Houghton Mifflin Harcourt, 2018
I bought this book knowing I’d love it. A series of beautifully written autobiographical essays on writing and life? Sold. In retrospect I would’ve enjoyed it even more if I was familiar with Alexander Chee before reading it, but alternatively, I’ll probably enjoy reading his novels more now than I would have before, and I will definitely be reading them. Chee’s writing is wonderful and feels effortless, although he emphasizes that writing is never an effortless task. Any aspiring writer has been told some way or other that writing is hard work and requires extreme perseverance. Chee addresses this frequently in his essays but in a way that is more inspiring than daunting. If I was an aspiring fiction writer, which I am not, I would treasure these essays as a source of motivation. What I am, however, is an aspiring editor, and I found lessons in Chee’s essays for myself—both direct and indirect. On the last page of the essay titled The Autobiography of my Novel, Chee writes about the challenge of getting his first novel published and how, after getting rejected over and over again, the right editor changed everything.
Each essay varies in length and format. They don’t follow any timeline and aren’t centered around any one event. Instead they are organized the way memories are; the thread connecting one to the next isn’t always clear but is there, somewhere. As I progressed through the book, I had the feeling that the essays were building up to a climax of some sort, and then I read The Guardians. It is the third to last essay, and it is the heart of this book. I started reading and lost myself in it immediately. The Guardians deals with Chee’s childhood trauma: the ways it has affected his life and how he’s processed it through different stages of his adulthood. It’s an essay that I imagine many people could connect with, feel understood by, or even use as a model to help process their own traumas.
In the final essay, On Becoming an American Writer, Chee asks, how do we create art after September 11? How do we create art in a Trump presidency? He is asking these questions to himself and attempting to come up with an answer for his students.
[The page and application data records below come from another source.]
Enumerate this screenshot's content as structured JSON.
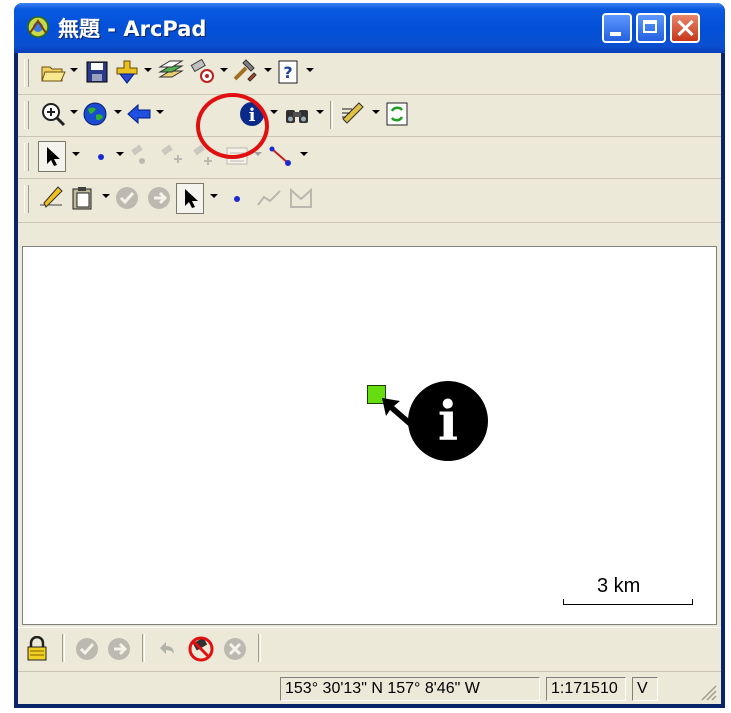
{
  "window": {
    "title": "無題 - ArcPad",
    "title_color": "#ffffff",
    "titlebar_color": "#0250d8"
  },
  "toolbars": {
    "file": [
      "open-icon",
      "save-icon",
      "add-layer-icon",
      "layers-icon",
      "gps-icon",
      "tools-icon",
      "help-icon"
    ],
    "navigation": [
      "zoom-in-icon",
      "globe-icon",
      "back-arrow-icon",
      "identify-icon",
      "find-icon",
      "edit-pen-icon",
      "refresh-icon"
    ],
    "selection": [
      "select-arrow-icon",
      "point-icon",
      "gps-point-icon",
      "gps-vertex-icon",
      "gps-avg-icon",
      "attributes-icon",
      "polyline-icon"
    ],
    "edit": [
      "pencil-icon",
      "clipboard-icon",
      "check-icon",
      "forward-icon",
      "select-arrow-icon",
      "point-icon",
      "polyline-icon",
      "polygon-icon"
    ]
  },
  "map": {
    "background": "#ffffff",
    "feature_color": "#66dd11",
    "scale_label": "3 km"
  },
  "callout": {
    "label": "i",
    "highlight_color": "#e01010"
  },
  "bottom_toolbar": [
    "lock-icon",
    "check-icon",
    "forward-icon",
    "undo-icon",
    "no-gps-icon",
    "cancel-icon"
  ],
  "status": {
    "coordinates": "153°  30'13\" N 157°  8'46\" W",
    "scale": "1:171510",
    "mode": "V"
  }
}
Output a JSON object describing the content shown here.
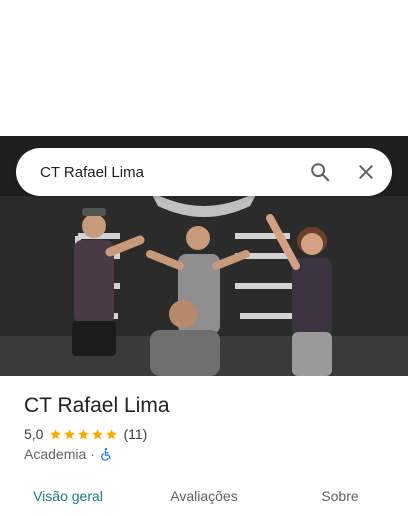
{
  "search": {
    "query": "CT Rafael Lima"
  },
  "icons": {
    "search": "search-icon",
    "close": "close-icon",
    "star": "star-icon",
    "accessibility": "wheelchair-icon"
  },
  "hero": {
    "wall_text": [
      "CENTRO",
      "TREINAMENTO",
      "RAFAEL LIMA"
    ]
  },
  "place": {
    "name": "CT Rafael Lima",
    "rating": "5,0",
    "stars": 5,
    "reviews_count": "(11)",
    "category": "Academia",
    "separator": "·"
  },
  "tabs": [
    {
      "label": "Visão geral",
      "active": true
    },
    {
      "label": "Avaliações",
      "active": false
    },
    {
      "label": "Sobre",
      "active": false
    }
  ],
  "colors": {
    "star": "#f9ab00",
    "active_tab": "#1a7a87",
    "accessibility": "#1a73e8"
  }
}
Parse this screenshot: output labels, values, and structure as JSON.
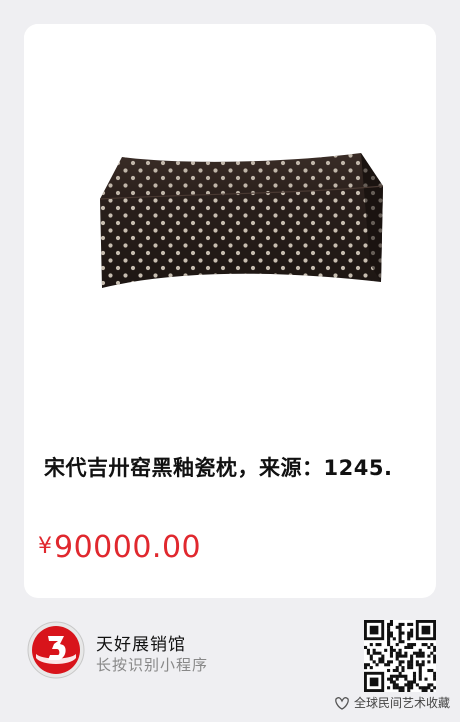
{
  "product": {
    "image_icon": "black-glazed-porcelain-pillow-photo",
    "title": "宋代吉卅窑黑釉瓷枕，来源：1245.",
    "currency_symbol": "¥",
    "price": "90000.00",
    "price_color": "#e0282e"
  },
  "store": {
    "logo_icon": "red-number-3-logo",
    "name": "天好展销馆",
    "hint": "长按识别小程序",
    "qr_icon": "qr-code-icon"
  },
  "watermark": {
    "icon": "wechat-channel-icon",
    "text": "全球民间艺术收藏"
  }
}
In that essay is the following quote that is simple, and to me, entirely true: “But books were still to me as they had been when I found them: the only magic.”